The trailer has me excited. Passionate artists opening up and taking the time to share their work with us. Five photographers, Keith Carter, Graciela Iturbide, David Brookover, Lourdes Grobet, and Pedro Meyer are interviewed, and the amazing part about it is that the whole series was funded by the photographic community. Ted Forbes is theman behind The Art Of Photography YouTube channel, and this video is shared by him. I'm not sure what role he played in it, but I believe it will be significant, as it's one of the good channels to watch for us photographers.
Photography is one of the most powerful tools used in influencing and changing perspectives. All across social media are images that move the emotion range from tugging at heartstrings to enraging the senses. So when one photographer needed to convey the message of the threats to ocean life she turned to photography.

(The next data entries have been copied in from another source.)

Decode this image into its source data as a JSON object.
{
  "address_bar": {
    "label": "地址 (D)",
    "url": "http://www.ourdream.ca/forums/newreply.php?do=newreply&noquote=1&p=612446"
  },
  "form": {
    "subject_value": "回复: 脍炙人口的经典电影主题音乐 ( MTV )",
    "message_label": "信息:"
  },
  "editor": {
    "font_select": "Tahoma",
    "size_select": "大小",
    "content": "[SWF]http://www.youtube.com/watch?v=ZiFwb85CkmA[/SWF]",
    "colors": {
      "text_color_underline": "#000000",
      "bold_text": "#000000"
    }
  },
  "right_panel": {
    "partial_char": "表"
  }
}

Perhaps no single photo is more symbolic of America’s troubles during the Great Depression than Dorothea Lange’s “Migrant Mother.” Depicting an itinerant farm worker, Florence Owens Thompson, and five of her children apparently in the grips of despair on the side of the road, this single image came to surmise an entire era.
Think about some great leaders that you know. Are they kind of an a-hole? Film Director Max Joseph noticed a trend in the industry where it seemed as though the more abrasive and cutthroat someone was, the more successful leader they were. After his own experiences directing a film, he decided to explore this topic and produced an entertaining and insightful documentary about what it takes to get to the top. If you've ever directed a film, video, or photoshoot, there are quite a few nuggets of inspiration in this short that might help you to become a better leader yourself on your next project. Warning, some language is NSFW.
I was hired to shoot graduation photos for a client recently, a particular job that certain photographers may be at odds with accepting. Simply put, it’s one of those gigs that can be hard to get motivated for if it isn’t your style. As a working photographer however we must all make decisions with our career and in my case, work is work regardless of the genre. So how can you take something as simple as a graduation shoot and turn it into an experience? Here are a few tips.
As with every new product, Canon sponsors a number of projects to show the capabilities of their upcoming C200 cinema camera. Indeed, it has great features at its price level, but what is a great camera without a good example how it was used? The perfect film marriage is between a beautiful story, captivating visuals, and audio that ties it altogether. I think we have them all here, including a glimpse of how it was done behind the scenes.
I recently travelled to the local racetrack with my brother for an open track day and decided that while he was out riding, I would try to make a few portraits of the other attending riders. I spent plenty of time ahead of the trip planning lighting, gear, locations, and more. This is a step by step walkthrough of how I created this series of portraits.
Photography, since its inception, has always been used as a tool to document a moment in time that the photographer believes has value. From modern history's defining moments, like World War II or the speeches of Martin Luther King, to seemingly mundane family moments, photography has captured billions of such moments in human history that may never repeat. Recently, Gareth Smit produced a short film on three young documentary photographers from New York City.
When President Trump announced he would be skipping the White House Correspondents' Dinner to speak in Harrisburg, Pa., right in my backyard and on day 100 of his presidency, it was like the stars aligned. Among many avenues, I’m a stringer for a Harrisburg news journal, photographing politics and business news. Immediately after hearing the news at 10 p.m. on a Saturday night I applied for credentials and the wait began. A week later, on day 99 of the Trump Presidency, it was starting to look like I would be watching from my couch. With just 24 hours to spare, I got the green light. Here’s a behind-the-scenes look at what it was like to photograph President Trump from a local photojournalist’s perspective.
If you were old enough to remember the horrible scenes of the Los Angeles riots of 1992, the memory probably most burned into your mind is the ruthless beating of truck driver Reginald Denny. This last weekend marked the 25th anniversary of one of the ugliest domestic events in American history. Over the course of six days, 58 people died, 2,000 people were seriously injured, and over 11,000 citizens were arrested. The man responsible for capturing the most graphic video of the epicenter, Timothy Goldman, happened to be at the wrong place at the right time, and the story of how it all unfolded is pretty interesting.
Can photography be more than just work? Can it be a calling? How do you know? And what if that calling coincides with a transformational period in world history and you are called upon to document every move? Lauren Greenfield’s new exhibition and book, “Generation Wealth” is a time capsule a quarter century in the making.
It's been 9 years since Australian photographer Alexander Khimushin left home to travel the world, and he's since been to over 80 countries. While many travelers prefer short-term sightseeing tours, Khimushin is a firm believer that off the beaten path is the only way of traveling. Meeting indigenous people all over the world was the most inspiring part of his journey. This realization led to a personal project called, "The World in Faces," which he started around three years ago.
Masses gathered around the country to march in support together for women's rights. While each had their own unique story, most of what was heard was from adults in response to the new administration. One photographer wanted to go back to the youth of our nation to see how young girls and boys felt about these current issues to get to the root of the innocent take on the rights at hand.